#### What you need to do:
Your response should match the records line for line.
______
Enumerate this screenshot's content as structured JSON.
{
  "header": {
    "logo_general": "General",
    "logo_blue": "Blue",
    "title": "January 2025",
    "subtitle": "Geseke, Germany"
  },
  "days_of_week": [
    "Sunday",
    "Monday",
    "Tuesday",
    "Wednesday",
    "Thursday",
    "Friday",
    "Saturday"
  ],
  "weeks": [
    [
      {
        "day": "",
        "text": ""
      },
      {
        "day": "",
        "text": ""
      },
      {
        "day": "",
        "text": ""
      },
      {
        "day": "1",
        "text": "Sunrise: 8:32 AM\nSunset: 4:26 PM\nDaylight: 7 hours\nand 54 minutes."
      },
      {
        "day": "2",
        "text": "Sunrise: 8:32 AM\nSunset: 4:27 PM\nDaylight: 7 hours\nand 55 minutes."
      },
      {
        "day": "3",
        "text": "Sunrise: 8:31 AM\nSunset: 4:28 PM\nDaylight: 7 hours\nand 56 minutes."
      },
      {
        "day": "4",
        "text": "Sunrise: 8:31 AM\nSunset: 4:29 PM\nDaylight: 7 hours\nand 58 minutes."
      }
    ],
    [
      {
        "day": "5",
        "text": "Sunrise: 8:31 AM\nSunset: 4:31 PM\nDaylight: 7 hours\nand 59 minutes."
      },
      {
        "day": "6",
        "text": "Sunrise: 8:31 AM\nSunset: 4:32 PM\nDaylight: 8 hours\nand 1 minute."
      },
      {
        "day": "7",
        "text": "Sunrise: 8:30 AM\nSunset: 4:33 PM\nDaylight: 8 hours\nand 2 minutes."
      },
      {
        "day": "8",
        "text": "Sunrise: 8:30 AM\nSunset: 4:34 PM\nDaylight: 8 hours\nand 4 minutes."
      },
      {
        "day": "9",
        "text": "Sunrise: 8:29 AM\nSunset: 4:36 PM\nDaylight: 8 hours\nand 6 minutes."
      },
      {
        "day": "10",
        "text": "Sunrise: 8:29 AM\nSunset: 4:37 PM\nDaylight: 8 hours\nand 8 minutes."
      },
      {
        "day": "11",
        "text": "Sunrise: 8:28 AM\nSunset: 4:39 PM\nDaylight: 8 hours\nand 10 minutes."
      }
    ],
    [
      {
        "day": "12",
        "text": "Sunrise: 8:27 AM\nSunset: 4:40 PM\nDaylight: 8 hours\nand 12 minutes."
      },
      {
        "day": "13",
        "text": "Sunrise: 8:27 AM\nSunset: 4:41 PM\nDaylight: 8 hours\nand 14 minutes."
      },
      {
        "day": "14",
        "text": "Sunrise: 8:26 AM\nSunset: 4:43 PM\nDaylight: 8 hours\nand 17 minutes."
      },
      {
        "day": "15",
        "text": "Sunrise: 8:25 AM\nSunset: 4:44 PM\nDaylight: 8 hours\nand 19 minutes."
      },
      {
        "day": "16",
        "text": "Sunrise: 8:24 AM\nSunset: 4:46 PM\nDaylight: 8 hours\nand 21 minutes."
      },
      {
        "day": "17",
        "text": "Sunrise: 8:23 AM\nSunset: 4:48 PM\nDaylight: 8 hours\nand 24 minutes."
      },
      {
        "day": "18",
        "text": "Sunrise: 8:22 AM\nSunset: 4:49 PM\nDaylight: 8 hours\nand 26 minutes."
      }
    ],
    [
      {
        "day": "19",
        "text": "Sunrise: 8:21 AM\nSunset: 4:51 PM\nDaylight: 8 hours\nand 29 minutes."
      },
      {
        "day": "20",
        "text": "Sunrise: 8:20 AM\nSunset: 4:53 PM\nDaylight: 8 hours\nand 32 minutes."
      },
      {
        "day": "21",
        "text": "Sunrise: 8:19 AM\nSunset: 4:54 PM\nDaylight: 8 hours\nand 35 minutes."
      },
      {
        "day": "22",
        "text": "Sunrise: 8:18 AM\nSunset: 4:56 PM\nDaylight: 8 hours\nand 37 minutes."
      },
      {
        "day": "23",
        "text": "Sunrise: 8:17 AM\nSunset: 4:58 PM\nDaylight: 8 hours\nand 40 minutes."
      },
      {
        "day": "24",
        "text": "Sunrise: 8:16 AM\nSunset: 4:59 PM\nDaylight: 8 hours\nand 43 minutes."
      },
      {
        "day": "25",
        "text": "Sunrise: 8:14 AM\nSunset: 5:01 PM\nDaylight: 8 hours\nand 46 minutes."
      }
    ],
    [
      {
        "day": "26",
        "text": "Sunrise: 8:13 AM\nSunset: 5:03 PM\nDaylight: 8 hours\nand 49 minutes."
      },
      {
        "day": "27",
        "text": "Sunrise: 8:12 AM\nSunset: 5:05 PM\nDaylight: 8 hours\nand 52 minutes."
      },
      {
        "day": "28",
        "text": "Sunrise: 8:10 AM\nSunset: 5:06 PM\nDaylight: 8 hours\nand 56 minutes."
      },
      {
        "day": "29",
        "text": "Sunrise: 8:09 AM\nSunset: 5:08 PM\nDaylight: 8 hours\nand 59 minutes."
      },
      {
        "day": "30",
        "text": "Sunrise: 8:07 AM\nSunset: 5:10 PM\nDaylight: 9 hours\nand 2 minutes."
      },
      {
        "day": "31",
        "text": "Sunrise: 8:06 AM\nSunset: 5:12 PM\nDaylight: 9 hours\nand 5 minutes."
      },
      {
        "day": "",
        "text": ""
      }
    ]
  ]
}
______
#### Output:
Enumerate this screenshot's content as structured JSON.
{
  "header": {
    "logo_general": "General",
    "logo_blue": "Blue",
    "title": "January 2025",
    "subtitle": "Geseke, Germany"
  },
  "days_of_week": [
    "Sunday",
    "Monday",
    "Tuesday",
    "Wednesday",
    "Thursday",
    "Friday",
    "Saturday"
  ],
  "weeks": [
    [
      {
        "day": "",
        "text": ""
      },
      {
        "day": "",
        "text": ""
      },
      {
        "day": "",
        "text": ""
      },
      {
        "day": "1",
        "text": "Sunrise: 8:32 AM\nSunset: 4:26 PM\nDaylight: 7 hours\nand 54 minutes."
      },
      {
        "day": "2",
        "text": "Sunrise: 8:32 AM\nSunset: 4:27 PM\nDaylight: 7 hours\nand 55 minutes."
      },
      {
        "day": "3",
        "text": "Sunrise: 8:31 AM\nSunset: 4:28 PM\nDaylight: 7 hours\nand 56 minutes."
      },
      {
        "day": "4",
        "text": "Sunrise: 8:31 AM\nSunset: 4:29 PM\nDaylight: 7 hours\nand 58 minutes."
      }
    ],
    [
      {
        "day": "5",
        "text": "Sunrise: 8:31 AM\nSunset: 4:31 PM\nDaylight: 7 hours\nand 59 minutes."
      },
      {
        "day": "6",
        "text": "Sunrise: 8:31 AM\nSunset: 4:32 PM\nDaylight: 8 hours\nand 1 minute."
      },
      {
        "day": "7",
        "text": "Sunrise: 8:30 AM\nSunset: 4:33 PM\nDaylight: 8 hours\nand 2 minutes."
      },
      {
        "day": "8",
        "text": "Sunrise: 8:30 AM\nSunset: 4:34 PM\nDaylight: 8 hours\nand 4 minutes."
      },
      {
        "day": "9",
        "text": "Sunrise: 8:29 AM\nSunset: 4:36 PM\nDaylight: 8 hours\nand 6 minutes."
      },
      {
        "day": "10",
        "text": "Sunrise: 8:29 AM\nSunset: 4:37 PM\nDaylight: 8 hours\nand 8 minutes."
      },
      {
        "day": "11",
        "text": "Sunrise: 8:28 AM\nSunset: 4:39 PM\nDaylight: 8 hours\nand 10 minutes."
      }
    ],
    [
      {
        "day": "12",
        "text": "Sunrise: 8:27 AM\nSunset: 4:40 PM\nDaylight: 8 hours\nand 12 minutes."
      },
      {
        "day": "13",
        "text": "Sunrise: 8:27 AM\nSunset: 4:41 PM\nDaylight: 8 hours\nand 14 minutes."
      },
      {
        "day": "14",
        "text": "Sunrise: 8:26 AM\nSunset: 4:43 PM\nDaylight: 8 hours\nand 17 minutes."
      },
      {
        "day": "15",
        "text": "Sunrise: 8:25 AM\nSunset: 4:44 PM\nDaylight: 8 hours\nand 19 minutes."
      },
      {
        "day": "16",
        "text": "Sunrise: 8:24 AM\nSunset: 4:46 PM\nDaylight: 8 hours\nand 21 minutes."
      },
      {
        "day": "17",
        "text": "Sunrise: 8:23 AM\nSunset: 4:48 PM\nDaylight: 8 hours\nand 24 minutes."
      },
      {
        "day": "18",
        "text": "Sunrise: 8:22 AM\nSunset: 4:49 PM\nDaylight: 8 hours\nand 26 minutes."
      }
    ],
    [
      {
        "day": "19",
        "text": "Sunrise: 8:21 AM\nSunset: 4:51 PM\nDaylight: 8 hours\nand 29 minutes."
      },
      {
        "day": "20",
        "text": "Sunrise: 8:20 AM\nSunset: 4:53 PM\nDaylight: 8 hours\nand 32 minutes."
      },
      {
        "day": "21",
        "text": "Sunrise: 8:19 AM\nSunset: 4:54 PM\nDaylight: 8 hours\nand 35 minutes."
      },
      {
        "day": "22",
        "text": "Sunrise: 8:18 AM\nSunset: 4:56 PM\nDaylight: 8 hours\nand 37 minutes."
      },
      {
        "day": "23",
        "text": "Sunrise: 8:17 AM\nSunset: 4:58 PM\nDaylight: 8 hours\nand 40 minutes."
      },
      {
        "day": "24",
        "text": "Sunrise: 8:16 AM\nSunset: 4:59 PM\nDaylight: 8 hours\nand 43 minutes."
      },
      {
        "day": "25",
        "text": "Sunrise: 8:14 AM\nSunset: 5:01 PM\nDaylight: 8 hours\nand 46 minutes."
      }
    ],
    [
      {
        "day": "26",
        "text": "Sunrise: 8:13 AM\nSunset: 5:03 PM\nDaylight: 8 hours\nand 49 minutes."
      },
      {
        "day": "27",
        "text": "Sunrise: 8:12 AM\nSunset: 5:05 PM\nDaylight: 8 hours\nand 52 minutes."
      },
      {
        "day": "28",
        "text": "Sunrise: 8:10 AM\nSunset: 5:06 PM\nDaylight: 8 hours\nand 56 minutes."
      },
      {
        "day": "29",
        "text": "Sunrise: 8:09 AM\nSunset: 5:08 PM\nDaylight: 8 hours\nand 59 minutes."
      },
      {
        "day": "30",
        "text": "Sunrise: 8:07 AM\nSunset: 5:10 PM\nDaylight: 9 hours\nand 2 minutes."
      },
      {
        "day": "31",
        "text": "Sunrise: 8:06 AM\nSunset: 5:12 PM\nDaylight: 9 hours\nand 5 minutes."
      },
      {
        "day": "",
        "text": ""
      }
    ]
  ]
}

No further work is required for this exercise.